Canada contributed $7.1 billion to the U.S.-led GM bailout in June 2009 and Ontario provided $3.5 billion. In exchange, they received 175 million shares and $1.1 billion has been repaid.
Prime Minister Stephen Harper said then that his government was assuming “for budgetary purposes” that it won’t recover any of its investment. The governments need an average price across all of their shares of about $54.25 to break even.
The common shares carry a book value for the government of Canada of about $15 a share right now, Canadian Finance Minister Jim Flaherty told reporters outside Parliament today. Canada also has preferred shares in GM, which he said the government will continue to hold. GM is buying back $2.1 billion in preferred shares owned by the U.S.
“The Canadian government may have decided that the next tranche of shares will sell at a higher price,” said Joseph D’Cruz, professor of strategic management at the University of Toronto’s Rotman School of Management. “Whether the investment is written off or not doesn’t change what the government should be doing. They have an obligation to maximize returns.”
GM shares will be listed on the Toronto Stock Exchange tomorrow under the ticker symbol GMM, trading in U.S. dollars. GM Canada President Kevin Williams will ring the bell to begin trading tomorrow in Toronto, the exchange said.
The combined Canadian stake in GM will fall to 9.3 percent through the IPO if underwriters exercise an option to buy additional shares. Canada will need to sell its remaining stake for an average of $60.08 a share, Bloomberg data show.
Canada agreed to sell 30.5 million shares, which would raise as much as $1 billion, and may sell as many as 4.6 million more shares, worth about $150 million, among those set aside for investment banks in the so-called overallotment option.

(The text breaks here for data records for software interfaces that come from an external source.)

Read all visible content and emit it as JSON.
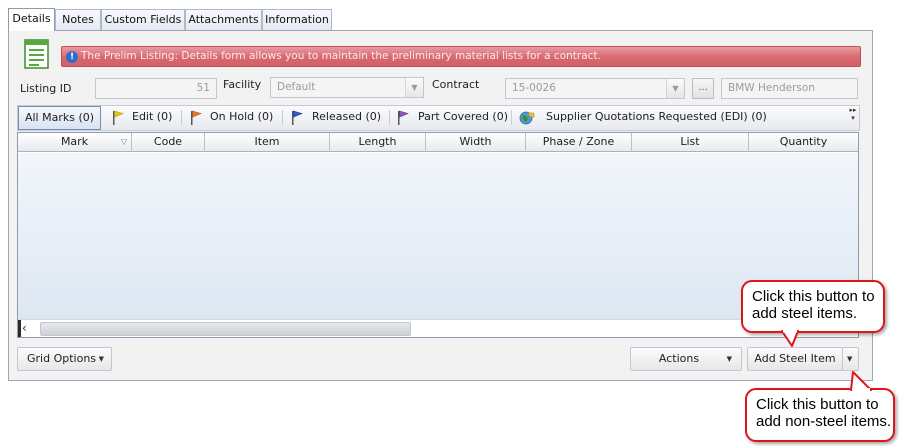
{
  "tabs": [
    {
      "label": "Details",
      "active": true
    },
    {
      "label": "Notes",
      "active": false
    },
    {
      "label": "Custom Fields",
      "active": false
    },
    {
      "label": "Attachments",
      "active": false
    },
    {
      "label": "Information",
      "active": false
    }
  ],
  "banner": {
    "icon": "info-icon",
    "text": "The Prelim Listing: Details form allows you to maintain the preliminary material lists for a contract.",
    "color": "#d86970"
  },
  "fields": {
    "listing_id": {
      "label": "Listing ID",
      "value": "51"
    },
    "facility": {
      "label": "Facility",
      "value": "Default"
    },
    "contract": {
      "label": "Contract",
      "value": "15-0026",
      "description": "BMW Henderson"
    },
    "ellipsis_label": "..."
  },
  "filters": {
    "all": "All Marks (0)",
    "items": [
      {
        "label": "Edit (0)",
        "icon": "yellow-flag-icon",
        "color": "#e6c21a"
      },
      {
        "label": "On Hold (0)",
        "icon": "orange-flag-icon",
        "color": "#e8782a"
      },
      {
        "label": "Released (0)",
        "icon": "blue-flag-icon",
        "color": "#2e5fc7"
      },
      {
        "label": "Part Covered (0)",
        "icon": "purple-flag-icon",
        "color": "#8c56c4"
      },
      {
        "label": "Supplier Quotations Requested (EDI) (0)",
        "icon": "globe-icon",
        "color": "#3f8a3c"
      }
    ]
  },
  "grid": {
    "columns": [
      "Mark",
      "Code",
      "Item",
      "Length",
      "Width",
      "Phase / Zone",
      "List",
      "Quantity"
    ],
    "rows": []
  },
  "buttons": {
    "grid_options": "Grid Options",
    "actions": "Actions",
    "add_steel_item": "Add Steel Item"
  },
  "callouts": {
    "steel": {
      "line1": "Click this button to",
      "line2": "add steel items."
    },
    "non_steel": {
      "line1": "Click this button to",
      "line2": "add non-steel items."
    },
    "border_color": "#e0141b"
  }
}
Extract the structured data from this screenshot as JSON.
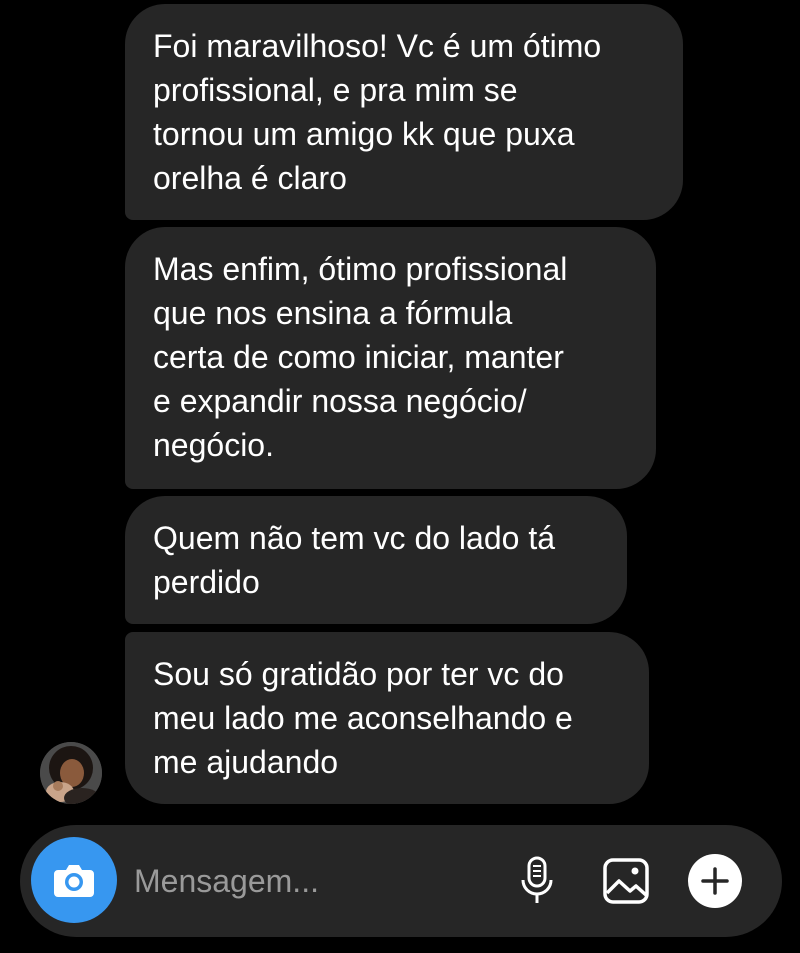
{
  "messages": [
    {
      "text": "Foi maravilhoso! Vc é um ótimo\nprofissional, e pra mim se\ntornou um amigo kk que puxa\norelha é claro"
    },
    {
      "text": "Mas enfim, ótimo profissional\nque nos ensina a fórmula\ncerta de como iniciar, manter\ne expandir nossa negócio/\nnegócio."
    },
    {
      "text": "Quem não tem vc do lado tá\nperdido"
    },
    {
      "text": "Sou só gratidão por ter vc do\nmeu lado me aconselhando e\nme ajudando"
    }
  ],
  "composer": {
    "placeholder": "Mensagem...",
    "icons": {
      "camera": "camera-icon",
      "mic": "microphone-icon",
      "gallery": "image-icon",
      "plus": "plus-icon"
    }
  },
  "colors": {
    "background": "#000000",
    "bubble": "#262626",
    "text": "#ffffff",
    "accent": "#3797f0",
    "placeholder": "#9a9a9a"
  }
}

“We had discussions early on with the U.S. government and with the government of Ontario,” Flaherty said. “We made our own decision.”
The U.S. is now planning to sell 358.5 million shares after initially agreeing to 263.5 million and the UAW health fund will sell 89 million shares, an increase from the original pledge for 71 million. The two GM stakeholders also may sell 50.2 million more shares as part of the overallotment, a U.S. regulatory filing today shows.
The U.S. and underwriters asked the Canadian government to sell more shares, said three people briefed on the discussions, who asked not to be named because the talks are private. The Treasury wanted to provide future shareholders as much liquidity as possible while minimizing its losses on the deal, the people said.
The U.S. Treasury, which is taking a loss on its portion of the sale, needs to sell GM stock for an average of $43.67 a share to break even on its entire investment, data compiled by Bloomberg show.
If underwriters exercise the overallotment option, the remainder of the U.S. government’s GM shares would need to be sold at an average of $53.07 apiece, according to data compiled by Bloomberg.